The Academy’s journal, Historical Records of Australian Science, is published twice each year. Its focus is the history of science and its contents include high-quality articles and reviews, biographical memoirs of deceased Fellows of the Australian Academy of Science commissioned by the Council of the Academy, and an annual bibliography of the history of Australian science.
The Academy sponsors awards for a teacher from each State and Territory to attend its annual Science at the Shine Dome event in Canberra. The awards are open to primary and secondary teachers.
Primary Connections is an innovative program that links the teaching of science with literacy in the primary years of schooling. It is an exciting and rewarding approach for teachers and students and includes two components: a professional learning program and supporting curriculum resources.
Primary Investigations, a previous Academy science program for primary schools, is still available.
The Academy is currently managing a pilot of the Science by Doing program which is seeking to increase the engagement of secondary school students in their science studies.
The Academy advises governments on science education and supports professional development for science teachers.
The encouragement and reward of excellence in science is at the heart of the ethos of the Academy. Each year the Academy awards a series of medals, lectures or prizes to early-career and career scientists in all fields of science They include the Pawsey Medal awarded to a young physicist, the Gottschalk Medal to a young medical researcher, and the Fenner Medal to a young biologist.
In alternate years the Academy awards the Matthew Flinders Medal and Lecture and the Macfarlane Burnet Medal and Lecture to distinguished physical and biological career scientists. The Ian William Wark Medal and Lecture and the Lloyd Rees Lecture were established to encourage those whose research bridges science and industry. The Frederick White Prize is awarded to scientists who have significantly contributed to our understanding and progress in a range of physical sciences.
There are other medals, lectures or prizes in chemistry (David Craig Medal, Le Fèvre Memorial Prize), in mathematics or physics (Thomas Ranken Lyle Medal), in the Earth sciences (Mawson Medal and Lecture, Jaeger Medal, Haddon Forrester King Medal, Anton Hales Medal, Dorothy Hill Award), in human genetics (Ruth Stephens Gani Medal), and in the mathematical or statistical sciences (Moran Medal, Hannan Medal).

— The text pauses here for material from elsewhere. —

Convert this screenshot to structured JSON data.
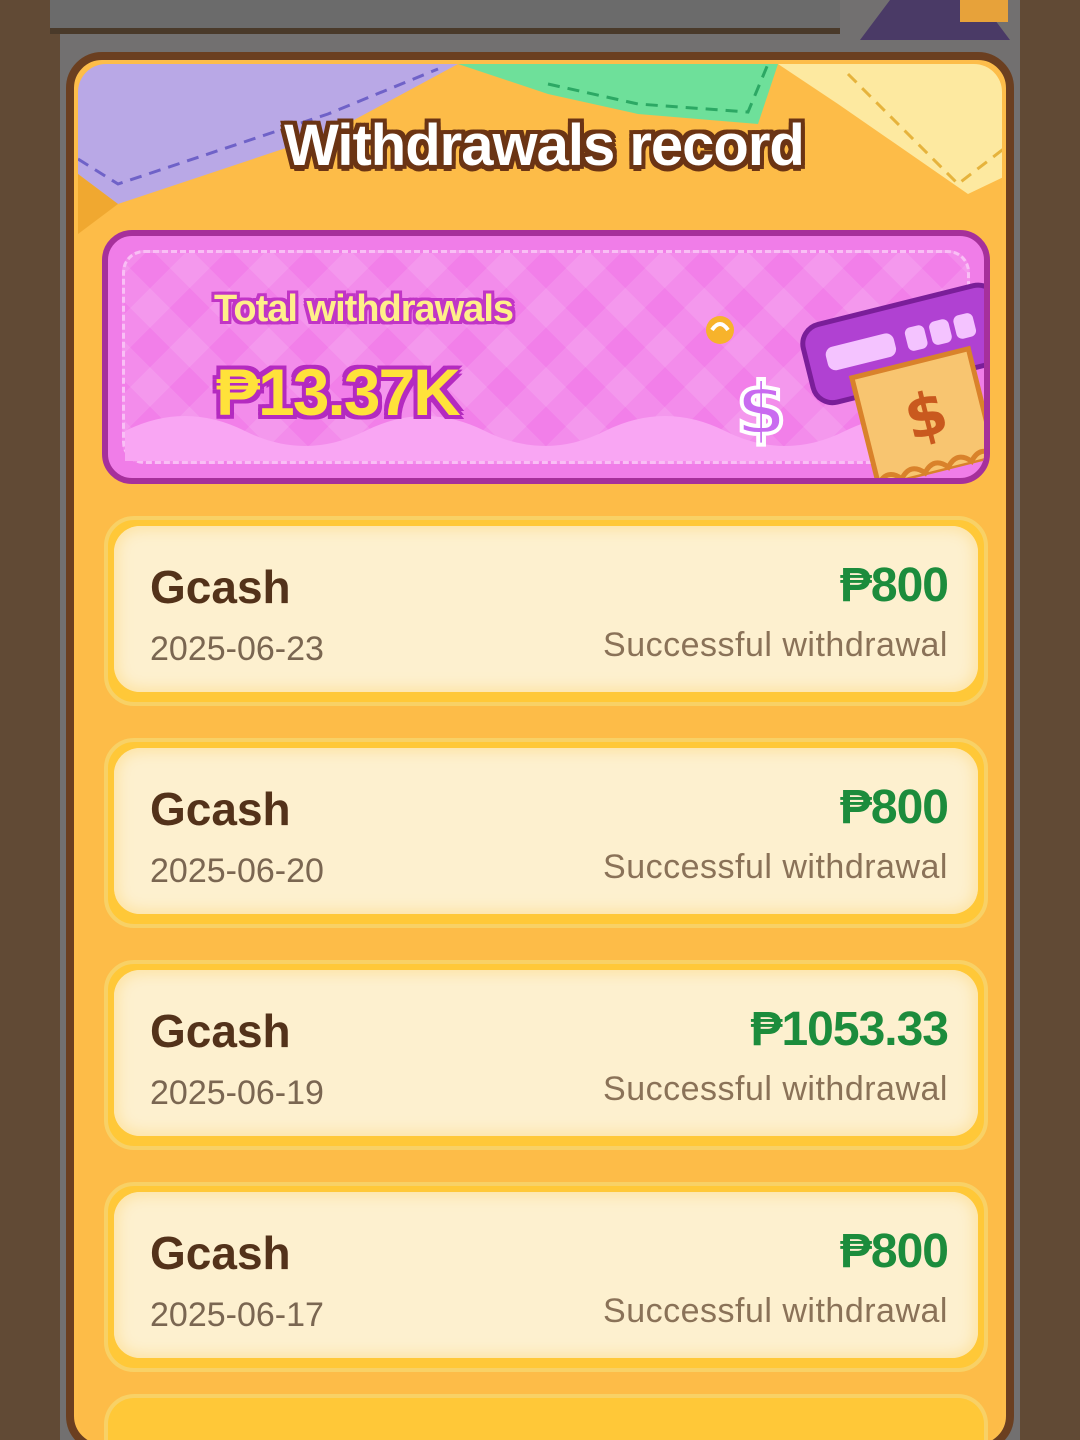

Support for research is provided for research conferences that focus on rapidly developing fields of study (Boden Research Conferences, Fenner Conferences on the Environment, and the Elizabeth and Frederick White Research Conferences), and travelling fellowships are awarded for the exchange of scientific ideas (Rudi Lemberg Travelling Fellowship, Selby Fellowship, and the Graeme Caughley Travelling Fellowship). Other grants to support research are the Conservation of endangered Australian species Awards, the J G Russell Awards, and the Douglas and Lola Douglas Scholarships in Medical Research.
The Academy holds a collection of medals awarded by various organisations in Australia for distinguished contributions to science and technology.
The Adolph Basser Library was established in 1962, by a gift from Sir Adolph Basser, to document the history of science in Australia and to support related research. Housed in the Shine Dome, the library contains printed and manuscript material, the latter providing a unique source for historical research. Each year the Library offers a fellowship of $2,500 to encourage use of the collections by postgraduate students and other independent researchers.